When we sat in the room with our lovely consultant I think I already knew what he was about to tell us. He gently and matter of factly told us our chances of having another baby would be “very very slim”, “possibly even with IVF”. He was gesturing to emphasise his point and I noted he didn’t say “never”. But I don’t think the medical world is really allowed to use that word. I half expected one of those moments where its eerily silent and you hear nothing except the clock ticking away doing its rhythmic thing. I hate ticking clocks. Who the heck invented them? They are such a distraction. Its not how it happened though. I accepted it just as matter of factly. It had been over two years and we’d had what felt like a million tests plus a whole cycle of treatment to get to this point. We were still considering another cycle. By this point though all I wanted to do was have a big break and book a huge holiday. It was November and I really didn’t want to spend yet another year wondering what was going to happen. Even though I did wonder.
So we set about looking for holidays. The Other Half typically wanted to “just relax”. I wanted the polar opposite and decided seeing the Northern lights would be absolutely perfect. After various amounts of research we ended up meeting in the middle and booking a sunny trip to Mauritius for a few months time. So it was, we started to come to terms with our little family of three and by sheer coincidence a good friend happened to be collecting for various women’s and children’s charities. December was one of the peak times for women’s refuges. As were children’s foster homes. We decided to have a massive clear out and give all of Little Z’s baby gear to people that would get some use out of it. Our large number of excess nappies bought during a crazy Amazon shopping spree went to our first time parent friends who gratefully took them off our hands. A whole box of toddler clothes went to the hospice shop and about a million noisy toys went to various places that are hopefully making a lot of children happy now, and probably annoying their parents. It actually felt good to have such a big clear out ready for a new year and ready for our new clutter that we would no doubt fill the newly acquired space very quickly.
Roll on about 3 or 4 weeks later and I got my eerily quiet moment where you hear nothing but the clock ticking. It took me a few minutes to stop staring at the “Pregnant. 1 to 2 weeks” result on the pregnancy test.
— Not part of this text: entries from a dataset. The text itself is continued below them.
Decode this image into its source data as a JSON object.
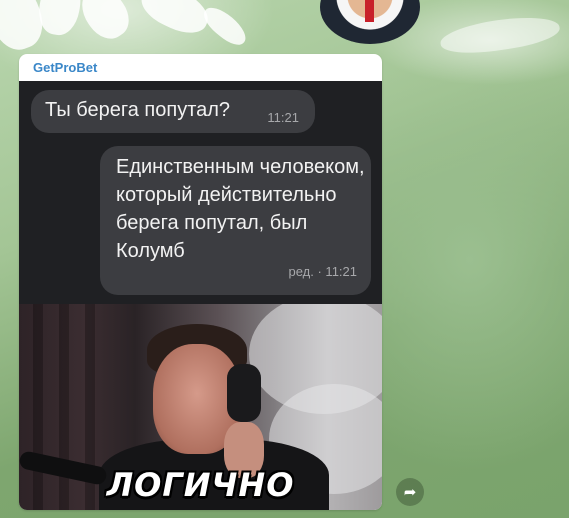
{
  "channel": {
    "name": "GetProBet"
  },
  "conversation": {
    "incoming": {
      "text": "Ты берега попутал?",
      "time": "11:21"
    },
    "outgoing": {
      "text": "Единственным человеком, который действительно берега попутал, был Колумб",
      "meta": "ред. · 11:21"
    }
  },
  "media": {
    "caption": "ЛОГИЧНО"
  },
  "icons": {
    "share": "share-arrow-icon"
  },
  "colors": {
    "channel_name": "#3a87c8",
    "bubble": "#3c3d41",
    "dark_bg": "#1f2023"
  }
}
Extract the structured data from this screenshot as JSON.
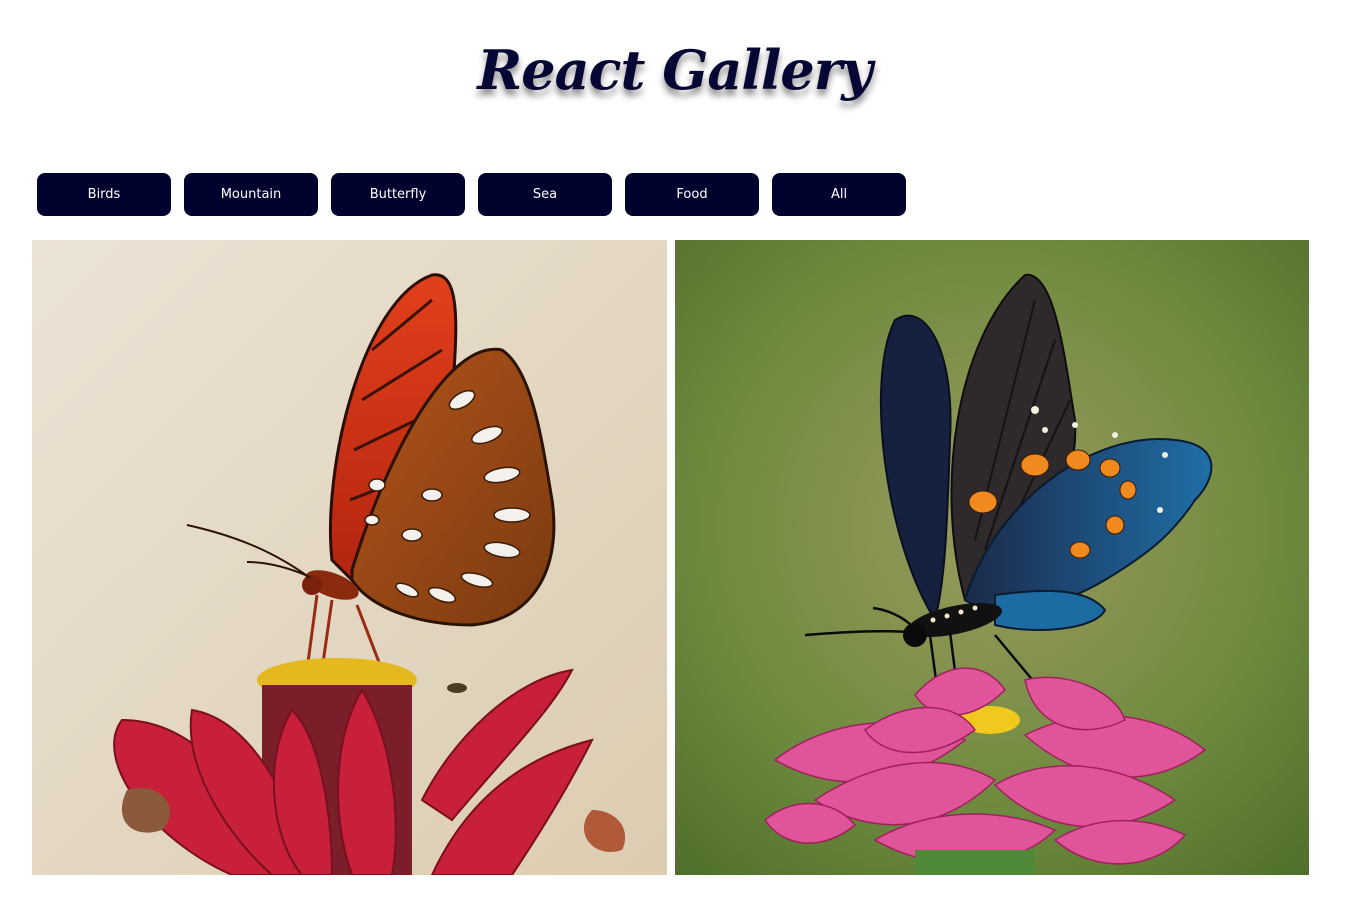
{
  "header": {
    "title": "React Gallery"
  },
  "filters": [
    {
      "label": "Birds"
    },
    {
      "label": "Mountain"
    },
    {
      "label": "Butterfly"
    },
    {
      "label": "Sea"
    },
    {
      "label": "Food"
    },
    {
      "label": "All"
    }
  ],
  "gallery": {
    "images": [
      {
        "icon": "orange-butterfly-on-red-flower-photo",
        "background": "#e7dccb"
      },
      {
        "icon": "blue-black-butterfly-on-pink-flower-photo",
        "background": "#6f8a3e"
      }
    ]
  },
  "colors": {
    "button_bg": "#02022e",
    "title": "#070735"
  }
}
At about 6am in complete darkness I violently shook a sleeping Other Half out of his deep slumber so I could wave the stick at him. There was more confusion followed by confirmation that it was an “expensive test, not a cheapy one” followed by more tests. Just to be sure. We stopped after 6, stared at each other for a while, then spent the next few weeks in a bit of a happily shocked daze. Attempts at trying to persuade the community midwife to send me for an early scan didn’t work so it felt like the longest wait ever to get to the 12 week mark. The day did finally come as we both practically ran into the sonographers room, dived onto the bed and almost shouted “scan me, scan me!”. There was a bit of a false start as I had drank way too much and, besides feeling like a tank, had completely squished the baby. After getting a lot more comfortable (aka “please have the world’s biggest wee and come back with an empty bladder”) we started again and there, on the very large display screen, was one tiny baby merrily kicking away examining its hands and occasionally glancing directly at us, completely oblivious to the journey we’d been on or that it was there regardless of what logic or all the tests dictated. It didn’t care, it was happy and developing well so far. It finally sunk in at that point that we were having a baby.
And it was behaving a lot like Little Z was on his first scan. Uh oh.